Rasi called upon social organizations to start adopting this proposal and to encourage youths to engage in it.
Rasi, in an article published by al-Massae newspaper, said that young people “waste” time during the pre-marriage stages that often includes a number of meetings between the couple, their families and lengthy discussions over what a marriage between the two would look like.
“At the end of all this, it is very likely that the marriage might not happen,” Rasi wrote.
“I have been living my whole life here in Morocco and I don’t think there is a problem with women marrying older,” said Samira Juma’a, a 26-year-old single woman currently working at an advertising agency in Casablanca. It isn’t like Morocco is facing a huge crisis, women are just being smarter and want to live a little before marriage,” she told via telephone.
For Juma’a and others, the idea of speed dating, is part of the patriarchal society that has come to be synonymous with the Islamic world.

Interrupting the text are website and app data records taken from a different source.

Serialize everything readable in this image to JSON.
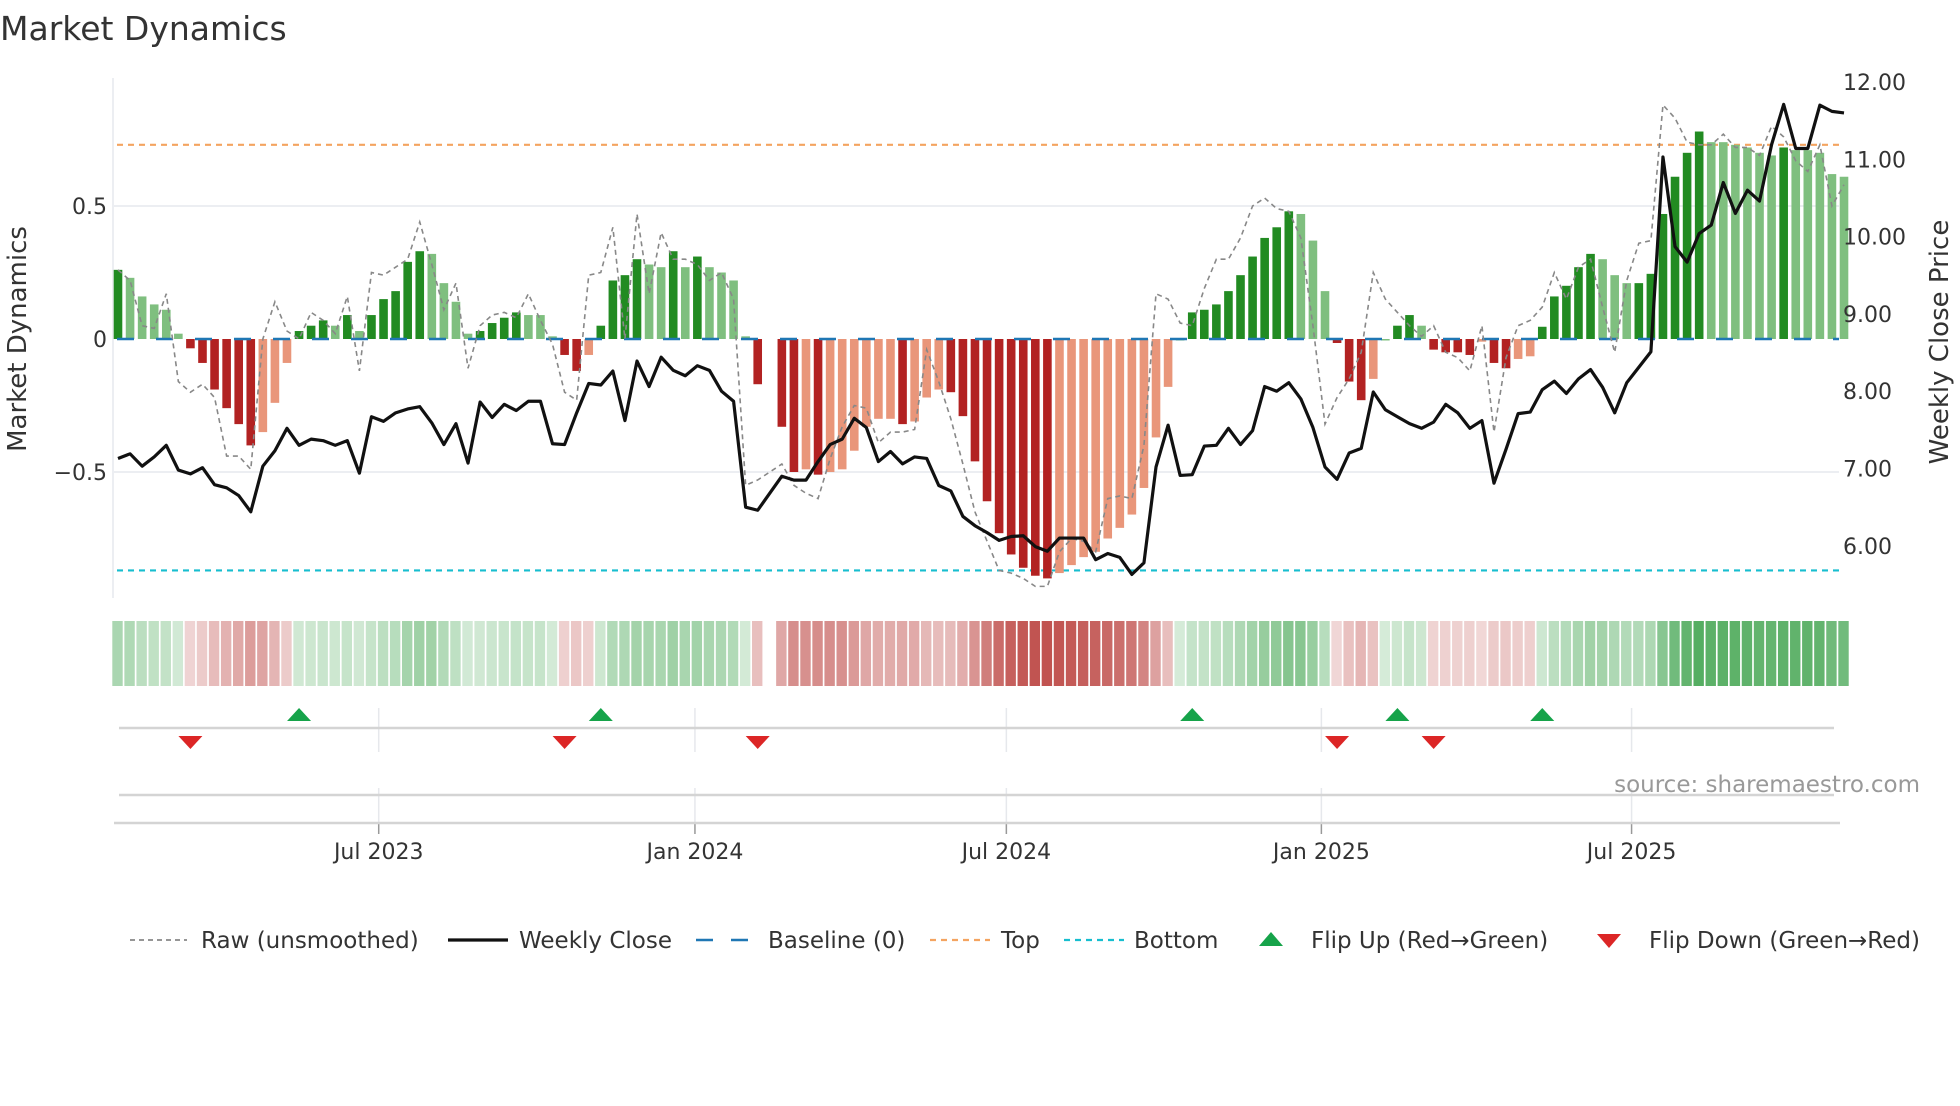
{
  "chart_data": {
    "type": "bar",
    "title": "Market Dynamics",
    "ylabel_left": "Market Dynamics",
    "ylabel_right": "Weekly Close Price",
    "ylim_left": [
      -0.93,
      0.98
    ],
    "ylim_right": [
      5.35,
      12.1
    ],
    "left_ticks": [
      {
        "v": 0.5,
        "label": "0.5"
      },
      {
        "v": 0,
        "label": "0"
      },
      {
        "v": -0.5,
        "label": "−0.5"
      }
    ],
    "right_ticks": [
      {
        "v": 12,
        "label": "12.00"
      },
      {
        "v": 11,
        "label": "11.00"
      },
      {
        "v": 10,
        "label": "10.00"
      },
      {
        "v": 9,
        "label": "9.00"
      },
      {
        "v": 8,
        "label": "8.00"
      },
      {
        "v": 7,
        "label": "7.00"
      },
      {
        "v": 6,
        "label": "6.00"
      }
    ],
    "x_ticks": [
      {
        "week": 21.6,
        "label": "Jul 2023"
      },
      {
        "week": 47.8,
        "label": "Jan 2024"
      },
      {
        "week": 73.6,
        "label": "Jul 2024"
      },
      {
        "week": 99.7,
        "label": "Jan 2025"
      },
      {
        "week": 125.4,
        "label": "Jul 2025"
      }
    ],
    "top_level": 0.73,
    "bottom_level": -0.87,
    "baseline": 0,
    "dynamics": [
      0.26,
      0.23,
      0.16,
      0.13,
      0.11,
      0.02,
      -0.035,
      -0.09,
      -0.19,
      -0.26,
      -0.32,
      -0.4,
      -0.35,
      -0.24,
      -0.09,
      0.03,
      0.05,
      0.07,
      0.05,
      0.09,
      0.03,
      0.09,
      0.15,
      0.18,
      0.29,
      0.33,
      0.32,
      0.21,
      0.14,
      0.02,
      0.03,
      0.06,
      0.08,
      0.1,
      0.09,
      0.09,
      0.01,
      -0.06,
      -0.12,
      -0.06,
      0.05,
      0.22,
      0.24,
      0.3,
      0.28,
      0.27,
      0.33,
      0.27,
      0.31,
      0.27,
      0.25,
      0.22,
      0.01,
      -0.17,
      null,
      -0.33,
      -0.5,
      -0.49,
      -0.51,
      -0.5,
      -0.49,
      -0.42,
      -0.33,
      -0.3,
      -0.3,
      -0.32,
      -0.31,
      -0.22,
      -0.19,
      -0.2,
      -0.29,
      -0.46,
      -0.61,
      -0.73,
      -0.81,
      -0.86,
      -0.89,
      -0.9,
      -0.88,
      -0.85,
      -0.82,
      -0.8,
      -0.75,
      -0.71,
      -0.66,
      -0.56,
      -0.37,
      -0.18,
      0.0,
      0.1,
      0.11,
      0.13,
      0.18,
      0.24,
      0.31,
      0.38,
      0.42,
      0.48,
      0.47,
      0.37,
      0.18,
      -0.015,
      -0.16,
      -0.23,
      -0.15,
      0.0,
      0.05,
      0.09,
      0.05,
      -0.04,
      -0.05,
      -0.05,
      -0.06,
      -0.01,
      -0.09,
      -0.11,
      -0.075,
      -0.065,
      0.046,
      0.16,
      0.2,
      0.27,
      0.32,
      0.3,
      0.24,
      0.21,
      0.21,
      0.245,
      0.47,
      0.61,
      0.7,
      0.78,
      0.74,
      0.74,
      0.73,
      0.72,
      0.7,
      0.69,
      0.72,
      0.71,
      0.71,
      0.7,
      0.62,
      0.61
    ],
    "strong": "DLLLLLDDDDDDLLLDDDLDLDDDDDLLLLDDDDLLLDDLDDDDLLDLDLLLLD-DDLDLLLLLLDLLLDDDDDDDDDLLLLLLLLLLLDDDDDDDDDLLLDDDLLDDLDDDDLDDLLDDDDDLLLDDDDDDLLLLLLDLLLLL",
    "raw": [
      0.26,
      0.22,
      0.05,
      0.04,
      0.17,
      -0.16,
      -0.2,
      -0.17,
      -0.22,
      -0.44,
      -0.44,
      -0.49,
      0.0,
      0.14,
      0.03,
      0.0,
      0.1,
      0.07,
      0.02,
      0.16,
      -0.12,
      0.25,
      0.24,
      0.27,
      0.3,
      0.44,
      0.28,
      0.11,
      0.21,
      -0.11,
      0.05,
      0.09,
      0.1,
      0.08,
      0.17,
      0.07,
      -0.02,
      -0.2,
      -0.23,
      0.24,
      0.25,
      0.42,
      0.0,
      0.47,
      0.17,
      0.4,
      0.3,
      0.3,
      0.28,
      0.22,
      0.25,
      0.15,
      -0.55,
      -0.53,
      -0.5,
      -0.47,
      -0.55,
      -0.58,
      -0.6,
      -0.45,
      -0.33,
      -0.25,
      -0.26,
      -0.39,
      -0.35,
      -0.35,
      -0.34,
      -0.04,
      -0.16,
      -0.3,
      -0.47,
      -0.65,
      -0.76,
      -0.87,
      -0.88,
      -0.9,
      -0.93,
      -0.93,
      -0.8,
      -0.75,
      -0.76,
      -0.8,
      -0.6,
      -0.59,
      -0.6,
      -0.4,
      0.17,
      0.15,
      0.06,
      0.05,
      0.19,
      0.3,
      0.3,
      0.38,
      0.5,
      0.53,
      0.49,
      0.48,
      0.38,
      0.05,
      -0.32,
      -0.22,
      -0.15,
      -0.05,
      0.25,
      0.15,
      0.1,
      0.05,
      0.01,
      0.05,
      -0.05,
      -0.07,
      -0.12,
      0.05,
      -0.35,
      -0.07,
      0.05,
      0.07,
      0.12,
      0.25,
      0.15,
      0.27,
      0.3,
      0.12,
      -0.05,
      0.22,
      0.36,
      0.37,
      0.88,
      0.83,
      0.74,
      0.73,
      0.73,
      0.77,
      0.72,
      0.72,
      0.69,
      0.8,
      0.76,
      0.67,
      0.63,
      0.73,
      0.5,
      0.58
    ],
    "close": [
      7.13,
      7.19,
      7.03,
      7.15,
      7.3,
      6.98,
      6.93,
      7.01,
      6.79,
      6.75,
      6.65,
      6.44,
      7.03,
      7.23,
      7.52,
      7.3,
      7.38,
      7.36,
      7.3,
      7.36,
      6.94,
      7.67,
      7.61,
      7.72,
      7.77,
      7.8,
      7.59,
      7.31,
      7.58,
      7.07,
      7.86,
      7.66,
      7.83,
      7.75,
      7.87,
      7.87,
      7.32,
      7.31,
      7.72,
      8.1,
      8.08,
      8.26,
      7.62,
      8.39,
      8.06,
      8.44,
      8.27,
      8.2,
      8.33,
      8.27,
      8.0,
      7.87,
      6.5,
      6.46,
      6.68,
      6.9,
      6.85,
      6.85,
      7.09,
      7.31,
      7.38,
      7.65,
      7.53,
      7.09,
      7.22,
      7.06,
      7.15,
      7.13,
      6.78,
      6.71,
      6.38,
      6.26,
      6.17,
      6.07,
      6.12,
      6.13,
      5.99,
      5.93,
      6.1,
      6.1,
      6.1,
      5.82,
      5.9,
      5.85,
      5.63,
      5.78,
      7.02,
      7.56,
      6.91,
      6.92,
      7.29,
      7.3,
      7.52,
      7.31,
      7.49,
      8.06,
      8.0,
      8.11,
      7.9,
      7.53,
      7.02,
      6.86,
      7.2,
      7.26,
      7.99,
      7.76,
      7.67,
      7.58,
      7.52,
      7.6,
      7.83,
      7.72,
      7.52,
      7.62,
      6.81,
      7.25,
      7.71,
      7.73,
      8.02,
      8.13,
      7.97,
      8.16,
      8.28,
      8.05,
      7.72,
      8.11,
      8.31,
      8.51,
      11.03,
      9.87,
      9.67,
      10.04,
      10.15,
      10.7,
      10.3,
      10.6,
      10.46,
      11.19,
      11.71,
      11.14,
      11.14,
      11.7,
      11.62,
      11.6
    ],
    "flip_up_weeks": [
      15,
      40,
      89,
      106,
      118
    ],
    "flip_down_weeks": [
      6,
      37,
      53,
      101,
      109
    ],
    "legend": [
      {
        "key": "raw",
        "label": "Raw (unsmoothed)"
      },
      {
        "key": "close",
        "label": "Weekly Close"
      },
      {
        "key": "baseline",
        "label": "Baseline (0)"
      },
      {
        "key": "top",
        "label": "Top"
      },
      {
        "key": "bottom",
        "label": "Bottom"
      },
      {
        "key": "up",
        "label": "Flip Up (Red→Green)"
      },
      {
        "key": "down",
        "label": "Flip Down (Green→Red)"
      }
    ],
    "legend_placement": "bottom",
    "source": "source: sharemaestro.com"
  },
  "colors": {
    "strong_green": "#228b22",
    "light_green": "#7fbf7f",
    "strong_red": "#b22222",
    "light_red": "#e9967a",
    "baseline": "#1f77b4",
    "top": "#f4a460",
    "bottom": "#17becf",
    "raw": "#888888",
    "close": "#111111",
    "flip_up": "#16a34a",
    "flip_down": "#dc2626"
  }
}
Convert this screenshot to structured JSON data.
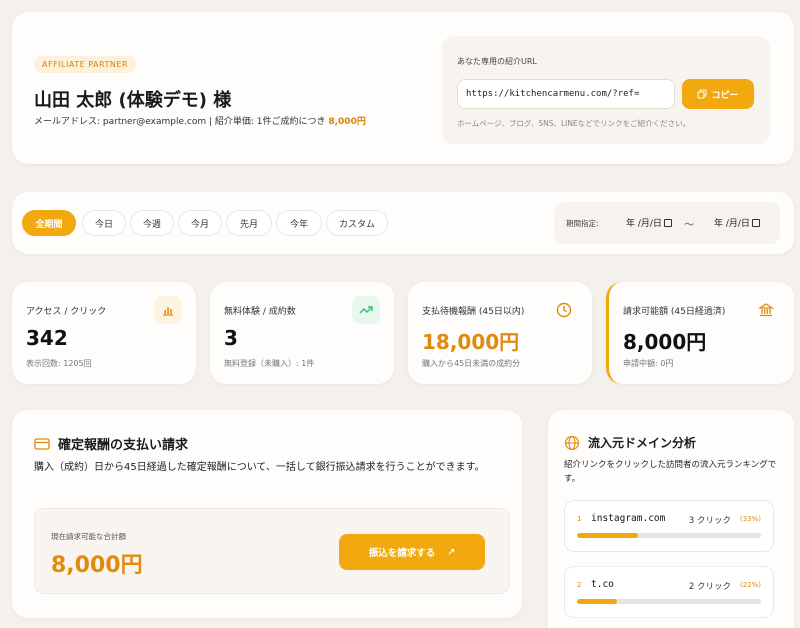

Rasi added that all participants are to write their feedback about each of the persons he/she met in one short sentence: “I want to meet him/her again” or “I do not want to meet him/her again.” The organizers would receive the feedback and sort all the papers to decide who wants to meet who again then contact the relevant participants for another date.
With the conservative nature of Moroccan society and Islamic countries in general, Rasi sees no harm in allowing a third party to accompany the women, as long as they do not interfere with the conversations.